A poignant film about choice and the sum of one’s microscopic dealings with life. Noah Baumbach’s Frances Ha is what leads to up your grandest moments in life and what they cost you. At the expense of a miserly and lonely life does the protagonist, Frances, swim through a diminishing reality. A reality in which there are blurred friendships, scintillating conversations, awkward encounters, unfulfilled dreams, and insufficient desires.
Maybe there’s also a hint of truth in them all. A sense of raw goodness that is often the extension of one’s true self. And through that path is the ethos of self-expression and sentiment. The kind that sticks for a long time; like the first rain falling on thick, dense grass.
Movies like Frances Ha must continue being imperfect, a bit unsure, but revelatory and comforting, nevertheless. Watching this film is like looking into a mirror and having life’s story told. Its manifestation, intention, failures, and rewards. What life takes with it and what is left behind.
For such movies do not remedy the sharp edges that often soften our skin. They are involuntarily attached to the world. They must impinge upon our self-made delusions about love, passion, and attachment.
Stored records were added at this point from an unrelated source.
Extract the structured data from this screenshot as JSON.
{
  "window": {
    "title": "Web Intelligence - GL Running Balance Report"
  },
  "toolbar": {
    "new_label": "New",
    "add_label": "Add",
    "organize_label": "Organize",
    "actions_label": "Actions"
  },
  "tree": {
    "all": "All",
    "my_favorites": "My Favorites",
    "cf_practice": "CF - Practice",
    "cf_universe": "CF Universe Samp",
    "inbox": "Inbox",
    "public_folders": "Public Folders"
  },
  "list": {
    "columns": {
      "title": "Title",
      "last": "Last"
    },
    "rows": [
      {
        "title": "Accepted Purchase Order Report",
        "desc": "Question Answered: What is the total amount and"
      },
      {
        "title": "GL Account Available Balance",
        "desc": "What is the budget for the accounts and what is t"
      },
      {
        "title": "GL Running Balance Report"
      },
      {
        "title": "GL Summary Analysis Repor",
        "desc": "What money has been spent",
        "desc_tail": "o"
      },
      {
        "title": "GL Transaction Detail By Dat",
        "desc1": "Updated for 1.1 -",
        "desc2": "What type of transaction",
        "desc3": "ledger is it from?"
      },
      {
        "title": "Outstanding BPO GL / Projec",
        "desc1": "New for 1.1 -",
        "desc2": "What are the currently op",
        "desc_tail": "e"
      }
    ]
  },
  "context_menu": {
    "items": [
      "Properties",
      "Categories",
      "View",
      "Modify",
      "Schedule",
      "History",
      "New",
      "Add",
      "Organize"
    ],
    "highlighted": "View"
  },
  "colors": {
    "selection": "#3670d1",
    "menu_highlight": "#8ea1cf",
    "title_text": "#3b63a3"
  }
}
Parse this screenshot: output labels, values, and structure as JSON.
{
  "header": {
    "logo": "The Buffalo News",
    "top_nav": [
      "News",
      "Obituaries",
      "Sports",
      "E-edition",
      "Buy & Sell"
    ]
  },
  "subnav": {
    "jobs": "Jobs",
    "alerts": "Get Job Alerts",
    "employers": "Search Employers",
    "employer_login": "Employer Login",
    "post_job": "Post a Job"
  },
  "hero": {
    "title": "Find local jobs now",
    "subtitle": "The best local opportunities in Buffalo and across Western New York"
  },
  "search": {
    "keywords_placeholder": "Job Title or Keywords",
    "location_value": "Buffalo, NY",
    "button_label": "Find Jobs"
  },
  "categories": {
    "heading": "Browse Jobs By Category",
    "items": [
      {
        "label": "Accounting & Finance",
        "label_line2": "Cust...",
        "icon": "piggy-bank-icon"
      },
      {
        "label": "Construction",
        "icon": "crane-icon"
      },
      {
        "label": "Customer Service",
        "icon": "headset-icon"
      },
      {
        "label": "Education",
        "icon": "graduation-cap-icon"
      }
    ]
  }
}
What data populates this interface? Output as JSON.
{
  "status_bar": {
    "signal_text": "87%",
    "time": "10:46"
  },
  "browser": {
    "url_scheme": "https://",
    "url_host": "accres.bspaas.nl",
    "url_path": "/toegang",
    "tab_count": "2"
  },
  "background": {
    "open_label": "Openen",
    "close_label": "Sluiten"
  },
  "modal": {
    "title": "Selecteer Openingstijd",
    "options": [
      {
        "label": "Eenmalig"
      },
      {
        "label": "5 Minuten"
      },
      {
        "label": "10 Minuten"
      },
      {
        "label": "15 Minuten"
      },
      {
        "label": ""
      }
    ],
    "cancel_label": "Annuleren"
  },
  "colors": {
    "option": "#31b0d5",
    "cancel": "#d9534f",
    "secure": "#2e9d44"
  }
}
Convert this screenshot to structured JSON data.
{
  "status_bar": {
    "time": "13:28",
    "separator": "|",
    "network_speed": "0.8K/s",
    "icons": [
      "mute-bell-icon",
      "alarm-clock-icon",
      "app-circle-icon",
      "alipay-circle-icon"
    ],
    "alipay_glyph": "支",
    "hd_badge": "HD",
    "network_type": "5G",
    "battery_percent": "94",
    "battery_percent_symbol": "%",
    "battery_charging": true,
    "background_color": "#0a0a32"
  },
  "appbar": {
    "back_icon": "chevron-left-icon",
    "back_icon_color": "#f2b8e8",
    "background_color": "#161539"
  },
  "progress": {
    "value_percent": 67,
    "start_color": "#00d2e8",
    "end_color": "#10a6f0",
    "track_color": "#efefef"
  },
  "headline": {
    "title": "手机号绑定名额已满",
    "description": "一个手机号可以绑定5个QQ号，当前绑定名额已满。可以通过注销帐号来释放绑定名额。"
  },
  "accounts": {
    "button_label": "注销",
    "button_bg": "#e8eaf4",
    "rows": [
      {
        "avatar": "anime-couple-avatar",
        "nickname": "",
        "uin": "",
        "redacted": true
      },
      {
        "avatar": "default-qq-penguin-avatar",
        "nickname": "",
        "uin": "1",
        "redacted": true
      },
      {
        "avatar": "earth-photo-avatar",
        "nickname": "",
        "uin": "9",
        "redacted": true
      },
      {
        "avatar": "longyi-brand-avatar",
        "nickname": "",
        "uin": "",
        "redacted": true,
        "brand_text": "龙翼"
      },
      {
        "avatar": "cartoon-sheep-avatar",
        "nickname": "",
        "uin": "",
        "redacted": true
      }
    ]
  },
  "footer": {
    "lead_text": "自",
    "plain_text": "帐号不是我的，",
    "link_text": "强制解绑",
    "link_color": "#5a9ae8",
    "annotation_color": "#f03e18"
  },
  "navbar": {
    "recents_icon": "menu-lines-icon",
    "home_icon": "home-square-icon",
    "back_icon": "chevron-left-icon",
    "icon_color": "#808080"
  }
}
Until what’s left is a reflection that looks back at us; that is, on days we don’t feel strong enough to look in.